Last spring, Crown Publishers ran ads for "Lethal Passage: How the Travels of a Single Handgun Expose the Roots of America's Gun Crisis." National Rifle Association members were offered a $2 rebate if they sent in the receipt for the book and a copy of their membership card.

The number of responses, says publicist Andrew Martin, was "fewer than 10."

"That showed us that no NRA members were interested in looking at a book that took careful aim at the business of guns in America," says Martin. (Either that, he concedes, "or they didn't need $2.")

"Lethal Passage," by Wall Street Journal reporter Erik Larson, got good reviews and some attention during the crime bill debate, but it sold only modestly.

"People who hate guns don't want to read about them because they know they already hate them," says Larson. "They're delighted a book like mine, a critical book, came out, but they don't really feel they have to go out and read it.

"Whereas one thing that characterizes people who love guns is that they love to read about them. Especially after the last few years, they need to read something that reinforces their belief that owning a gun doesn't make you a homicidal maniac."

It's highly unusual for single-issue books that are closely affiliated with a particular special-interest group to appear even briefly on the Times bestseller list. For one thing, if a special-interest organization produces a book, it's usually sold through channels -- direct mail, conventions, specialty stores -- that don't report to the bestseller list.

"Guns, Crime and Freedom" has instead gone the mainstream route. Al Regnery, the head of Regnery Publishing, says the NRA has bought only a few copies directly. In fact, author LaPierre argues, the only thing that connects the book with the NRA is him -- "the book was done independently of the NRA and published independently," although on the other hand he confirms that "there's no doubt the NRA has supported the book." That includes mailings to members announcing signings, and some television "infomercials."

Two sorts of customers have been coming in for the book at the Waldenbooks in Town East Square in Wichita, says manager Doug Waring. NRA members ask for it by author and name. Others just say they've heard about a new book about guns, and does the store stock it?

So the book's sales stem in part from an endorsement of its views, and in part from straightforward curiosity. And maybe some old-fashioned salesmanship. At the Wichita signing -- the store's best in at least two years, by the way -- LaPierre shook everyone's hand, talked to them, graciously inscribed their books.

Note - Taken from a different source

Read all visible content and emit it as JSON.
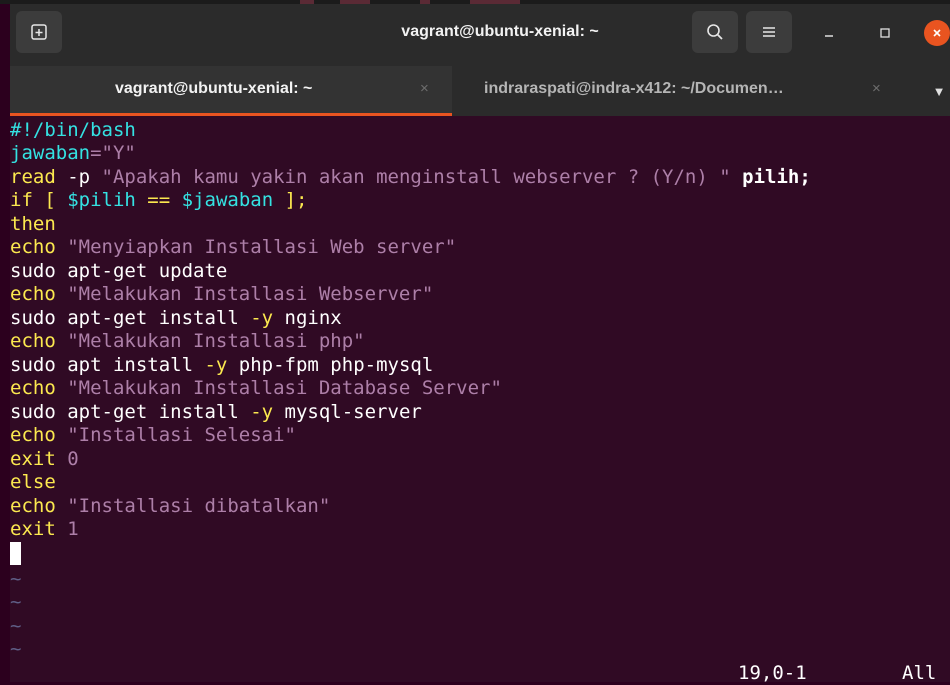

"He made good personal contact," says Waring. "Most authors don't treat people half as nice as he does."

CAPTION: Books reflecting conservative viewpoints have overtaken the bestseller list.

CAPTION: Conservatives are hitting pay dirt on the nation's bestseller lists. Three who have hit it particularly big: Clockwise from left, talk show host Rush Limbaugh, NRA head Wayne LaPierre and former education secretary Bill Bennett.